WORK REQUIRED >>
Which of the lines below holds the string "JSON"? Copy every line that does.

---- DATASET

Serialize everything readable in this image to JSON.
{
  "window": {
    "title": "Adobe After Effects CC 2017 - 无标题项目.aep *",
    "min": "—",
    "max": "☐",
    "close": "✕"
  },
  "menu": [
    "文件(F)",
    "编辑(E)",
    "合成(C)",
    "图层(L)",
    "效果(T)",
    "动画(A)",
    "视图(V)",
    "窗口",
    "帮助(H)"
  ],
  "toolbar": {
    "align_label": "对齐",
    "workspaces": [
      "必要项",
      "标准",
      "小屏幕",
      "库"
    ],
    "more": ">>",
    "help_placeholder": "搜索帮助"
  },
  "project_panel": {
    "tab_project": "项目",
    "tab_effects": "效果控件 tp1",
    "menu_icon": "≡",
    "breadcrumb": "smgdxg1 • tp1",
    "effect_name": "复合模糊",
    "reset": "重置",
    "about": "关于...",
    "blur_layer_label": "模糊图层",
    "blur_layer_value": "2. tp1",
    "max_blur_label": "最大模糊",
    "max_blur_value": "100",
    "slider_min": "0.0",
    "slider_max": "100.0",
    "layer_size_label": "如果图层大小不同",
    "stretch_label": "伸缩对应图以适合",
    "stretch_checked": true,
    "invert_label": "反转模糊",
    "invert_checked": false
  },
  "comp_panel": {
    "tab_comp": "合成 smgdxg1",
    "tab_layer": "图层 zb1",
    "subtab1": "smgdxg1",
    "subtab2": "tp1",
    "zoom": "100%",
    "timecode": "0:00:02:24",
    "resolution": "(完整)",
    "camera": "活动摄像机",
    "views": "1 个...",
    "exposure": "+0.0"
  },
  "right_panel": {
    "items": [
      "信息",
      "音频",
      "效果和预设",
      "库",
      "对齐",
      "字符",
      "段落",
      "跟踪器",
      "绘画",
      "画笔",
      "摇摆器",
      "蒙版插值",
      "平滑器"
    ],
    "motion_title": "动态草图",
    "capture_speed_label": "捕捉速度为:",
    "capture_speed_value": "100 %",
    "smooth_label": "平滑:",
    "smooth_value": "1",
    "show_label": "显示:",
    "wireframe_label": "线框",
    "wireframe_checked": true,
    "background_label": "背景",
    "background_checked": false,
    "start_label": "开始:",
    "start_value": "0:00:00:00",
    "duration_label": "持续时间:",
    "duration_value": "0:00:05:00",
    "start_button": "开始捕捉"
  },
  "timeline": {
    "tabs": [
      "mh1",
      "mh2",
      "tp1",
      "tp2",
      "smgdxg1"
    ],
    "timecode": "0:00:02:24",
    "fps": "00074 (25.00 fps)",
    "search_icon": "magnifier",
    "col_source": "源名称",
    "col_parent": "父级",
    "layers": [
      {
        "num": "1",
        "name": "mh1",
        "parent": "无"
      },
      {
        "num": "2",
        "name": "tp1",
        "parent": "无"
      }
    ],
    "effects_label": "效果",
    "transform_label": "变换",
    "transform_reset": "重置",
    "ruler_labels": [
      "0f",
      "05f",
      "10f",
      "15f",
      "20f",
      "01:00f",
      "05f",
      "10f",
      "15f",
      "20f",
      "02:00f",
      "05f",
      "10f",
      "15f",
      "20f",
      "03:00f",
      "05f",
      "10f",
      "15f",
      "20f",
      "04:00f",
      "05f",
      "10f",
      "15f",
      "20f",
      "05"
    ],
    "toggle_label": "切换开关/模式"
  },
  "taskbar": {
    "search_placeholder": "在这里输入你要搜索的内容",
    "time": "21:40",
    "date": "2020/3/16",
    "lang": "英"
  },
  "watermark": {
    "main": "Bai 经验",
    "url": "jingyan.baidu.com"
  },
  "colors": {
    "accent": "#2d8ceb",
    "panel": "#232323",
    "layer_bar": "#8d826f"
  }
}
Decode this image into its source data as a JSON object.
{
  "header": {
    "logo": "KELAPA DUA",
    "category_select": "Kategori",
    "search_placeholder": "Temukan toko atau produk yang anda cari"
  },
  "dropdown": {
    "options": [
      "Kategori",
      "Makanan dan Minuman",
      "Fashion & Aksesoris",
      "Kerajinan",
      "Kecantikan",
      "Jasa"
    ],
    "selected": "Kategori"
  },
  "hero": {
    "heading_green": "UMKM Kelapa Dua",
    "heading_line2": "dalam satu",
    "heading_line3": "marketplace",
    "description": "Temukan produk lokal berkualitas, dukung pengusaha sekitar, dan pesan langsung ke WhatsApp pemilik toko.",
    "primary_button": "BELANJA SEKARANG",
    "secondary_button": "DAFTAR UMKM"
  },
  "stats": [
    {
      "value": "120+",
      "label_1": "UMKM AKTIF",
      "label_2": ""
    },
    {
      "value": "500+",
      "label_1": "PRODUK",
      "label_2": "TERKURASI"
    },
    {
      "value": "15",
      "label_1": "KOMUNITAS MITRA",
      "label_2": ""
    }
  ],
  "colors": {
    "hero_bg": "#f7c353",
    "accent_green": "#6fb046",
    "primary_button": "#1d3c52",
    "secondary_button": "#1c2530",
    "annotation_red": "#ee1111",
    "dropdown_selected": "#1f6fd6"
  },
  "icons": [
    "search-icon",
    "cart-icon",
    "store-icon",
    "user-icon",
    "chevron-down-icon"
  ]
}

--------
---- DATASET

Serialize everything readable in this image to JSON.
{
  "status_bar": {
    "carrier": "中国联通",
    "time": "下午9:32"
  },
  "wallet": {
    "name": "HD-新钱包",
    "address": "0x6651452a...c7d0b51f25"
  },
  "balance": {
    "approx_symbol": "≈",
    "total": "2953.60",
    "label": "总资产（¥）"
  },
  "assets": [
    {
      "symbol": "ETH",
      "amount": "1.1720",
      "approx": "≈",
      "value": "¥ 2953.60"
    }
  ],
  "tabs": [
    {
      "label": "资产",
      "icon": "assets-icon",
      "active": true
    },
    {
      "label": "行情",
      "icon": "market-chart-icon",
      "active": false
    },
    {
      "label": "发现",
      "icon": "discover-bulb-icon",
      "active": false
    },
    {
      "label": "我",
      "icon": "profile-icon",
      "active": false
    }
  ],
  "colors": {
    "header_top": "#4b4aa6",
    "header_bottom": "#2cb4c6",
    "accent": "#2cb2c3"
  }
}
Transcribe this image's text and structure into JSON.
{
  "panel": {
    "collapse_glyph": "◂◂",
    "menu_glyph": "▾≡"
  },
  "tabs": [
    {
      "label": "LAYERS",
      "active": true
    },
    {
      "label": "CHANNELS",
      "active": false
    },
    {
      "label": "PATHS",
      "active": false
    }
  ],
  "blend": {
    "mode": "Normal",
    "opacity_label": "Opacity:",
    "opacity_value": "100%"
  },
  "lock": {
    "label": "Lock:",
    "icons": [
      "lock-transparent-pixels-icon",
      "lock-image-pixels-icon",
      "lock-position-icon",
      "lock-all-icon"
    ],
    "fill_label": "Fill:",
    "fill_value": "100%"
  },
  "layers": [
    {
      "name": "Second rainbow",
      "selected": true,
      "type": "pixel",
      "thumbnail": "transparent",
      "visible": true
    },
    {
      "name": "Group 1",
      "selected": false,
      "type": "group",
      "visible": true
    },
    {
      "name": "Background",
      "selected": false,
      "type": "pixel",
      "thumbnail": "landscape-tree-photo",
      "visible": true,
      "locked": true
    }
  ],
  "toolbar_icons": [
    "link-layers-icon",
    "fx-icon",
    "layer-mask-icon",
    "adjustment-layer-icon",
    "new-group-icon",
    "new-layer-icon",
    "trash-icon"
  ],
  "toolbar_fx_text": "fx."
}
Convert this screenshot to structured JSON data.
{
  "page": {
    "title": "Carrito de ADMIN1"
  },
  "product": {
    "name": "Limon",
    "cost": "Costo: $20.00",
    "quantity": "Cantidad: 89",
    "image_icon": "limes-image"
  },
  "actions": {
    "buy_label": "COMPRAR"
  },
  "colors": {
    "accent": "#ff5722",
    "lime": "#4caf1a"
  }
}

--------

FINISHED EXERCISE >>
Serialize everything readable in this image to JSON.
Decode this image into its source data as a JSON object.
Serialize everything readable in this image to JSON.
Transcribe this image's text and structure into JSON.
Convert this screenshot to structured JSON data.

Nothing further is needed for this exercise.